Officers are trained to give verbal commands to gain compliance before using force. These commands may include a warning, but it is not required, as no incidents are the same and a situation may not safely allow for a warning. Officers are trained and policy dictates that officers use only the amount of force that’s reasonably necessary.
The Evanston Police Department’s policy states that officers should move out of the path of the moving vehicle and that they should only discharge their firearm at a moving vehicle if there is no other reasonable means available to avert the threat; if deadly force is directed at the officer or others; or if the escape of an offender(s) would endanger human life or inflict great bodily harm unless arrested without delay.

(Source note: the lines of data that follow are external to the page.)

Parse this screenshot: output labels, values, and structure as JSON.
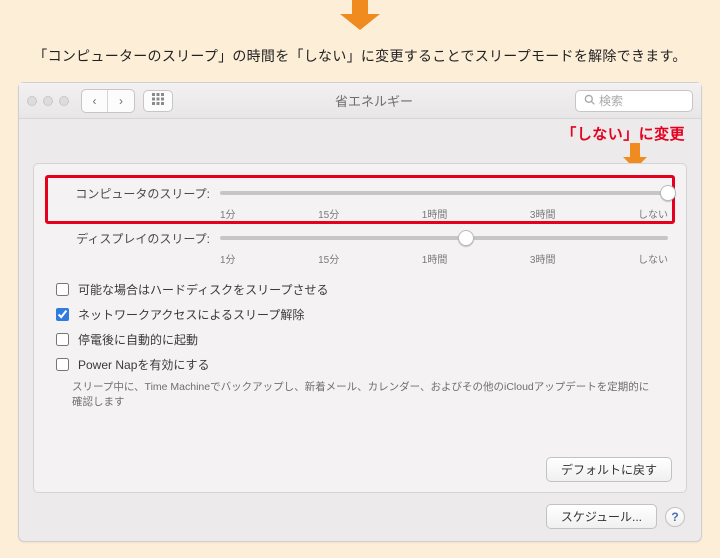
{
  "intro_text": "「コンピューターのスリープ」の時間を「しない」に変更することでスリープモードを解除できます。",
  "callout": {
    "label": "「しない」に変更"
  },
  "window": {
    "title": "省エネルギー",
    "search_placeholder": "検索"
  },
  "sliders": {
    "ticks": [
      "1分",
      "15分",
      "1時間",
      "3時間",
      "しない"
    ],
    "computer": {
      "label": "コンピュータのスリープ:",
      "position_percent": 100
    },
    "display": {
      "label": "ディスプレイのスリープ:",
      "position_percent": 55
    }
  },
  "options": {
    "hdd_sleep": {
      "label": "可能な場合はハードディスクをスリープさせる",
      "checked": false
    },
    "wake_on_lan": {
      "label": "ネットワークアクセスによるスリープ解除",
      "checked": true
    },
    "auto_restart": {
      "label": "停電後に自動的に起動",
      "checked": false
    },
    "power_nap": {
      "label": "Power Napを有効にする",
      "checked": false,
      "desc": "スリープ中に、Time Machineでバックアップし、新着メール、カレンダー、およびその他のiCloudアップデートを定期的に確認します"
    }
  },
  "buttons": {
    "restore_defaults": "デフォルトに戻す",
    "schedule": "スケジュール...",
    "help_glyph": "?"
  }
}
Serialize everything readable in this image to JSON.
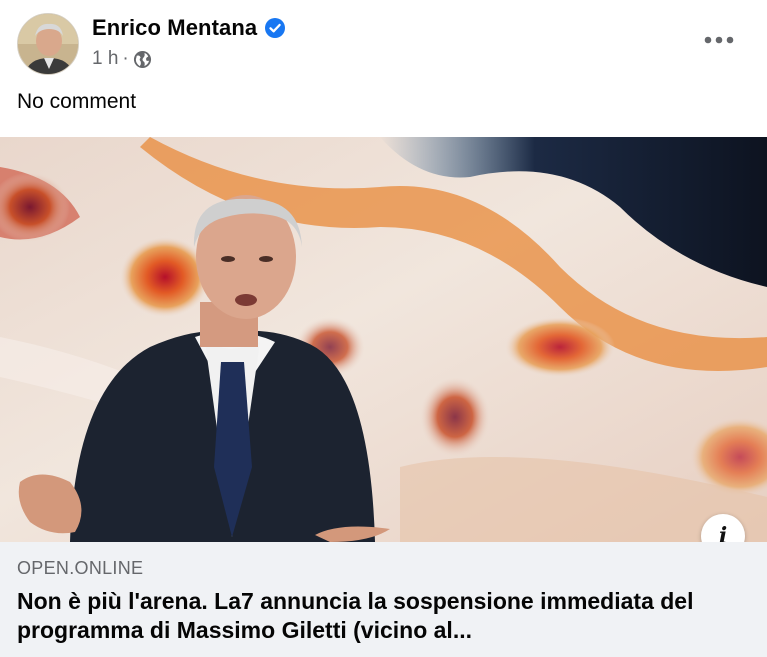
{
  "post": {
    "author": "Enrico Mentana",
    "time": "1 h",
    "separator": "·",
    "audience_icon": "globe-icon",
    "verified_icon": "verified-badge-icon",
    "more_icon": "more-options-icon",
    "text": "No comment"
  },
  "link_preview": {
    "image_description": "man-in-suit-shrugging",
    "info_icon": "info-icon",
    "info_label": "i",
    "domain": "OPEN.ONLINE",
    "headline": "Non è più l'arena. La7 annuncia la sospensione immediata del programma di Massimo Giletti (vicino al..."
  },
  "colors": {
    "verified_blue": "#1877f2",
    "secondary_text": "#65676b",
    "link_footer_bg": "#f0f2f5"
  }
}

If a person files a complaint against a member of the police department, the Office of Professional Standard (OPS) commences an investigation into the alleged misconduct. Typically, the investigation includes interviews with the complainant, the accused officer(s), and any witnesses to the incident. OPS reviews any and all available reports, video, and photographs, and canvasses for any additional evidence or witnesses that could assist in the investigation.
Once the investigation is complete, OPS provides a written report detailing the investigation to the accused officer’s first line supervisor. The report contains all possible rule violations uncovered in the investigation. The supervisor reviews the investigation conducted by OPS and gives a disposition and recommendation for discipline, if appropriate. This same process is repeated by the commander, deputy chief and lastly, the chief of police, who makes the final decision. Discipline may include oral reprimand, written reprimand, suspension, or termination.
Yes. Once EPD’s Office of Professional Standards has completed its investigation of any complaint, the Citizen Police Review Commission, comprised of nine Evanston residents appointed by the Mayor, reviews the complaint, investigation, and findings and discipline, and either concurs with or dissents with the decision of the police chief. The Citizen Police Review Commission’s recommendation goes to the Evanston City Council’s Human Services Committee, which is comprised of elected Aldermen.
In 2019, the Office of Professional Standards investigated 15 citizen complaints. As of June 2020, eight citizen complaints have been investigated. One is complete and the other seven are going through the process.
The investigation will be complete when all body-worn camera footage is reviewed and interviews are completed with officers, witnesses and any complainants. If a complaint is filed by the subject, the findings of the investigation by OPS will go to the Citizen Police Review Commission and then the City Council’s Human Services Committee. If no complaint is filed, then the findings will go directly to the City Council’s Human Services Committee.
All Evanston Police personnel complete their initial training through the police academy, as prescribed in the Illinois Police Training Act. The Evanston Police Department uses a combination of a regional police training institutes, online, and in-house training to keep officers current with the mandates outlined in the Act.
All members of the police department have received some form of de-escalation training through various training classes. In 2017, all members of the department completed in-house training with procedural justice instructors, which included de-escalation training. As recently as November 2019, all department members completed online de-escalation training. To date, 92 members of the department have attended a 40-hour Crisis Intervention Training, which encompasses de-escalation as a practice for dealing with those in a crisis.
The Office of Professional Standards also partnered with Dr. Gilo Kwesi Logan to conduct department-wide Diversity and Inclusion training.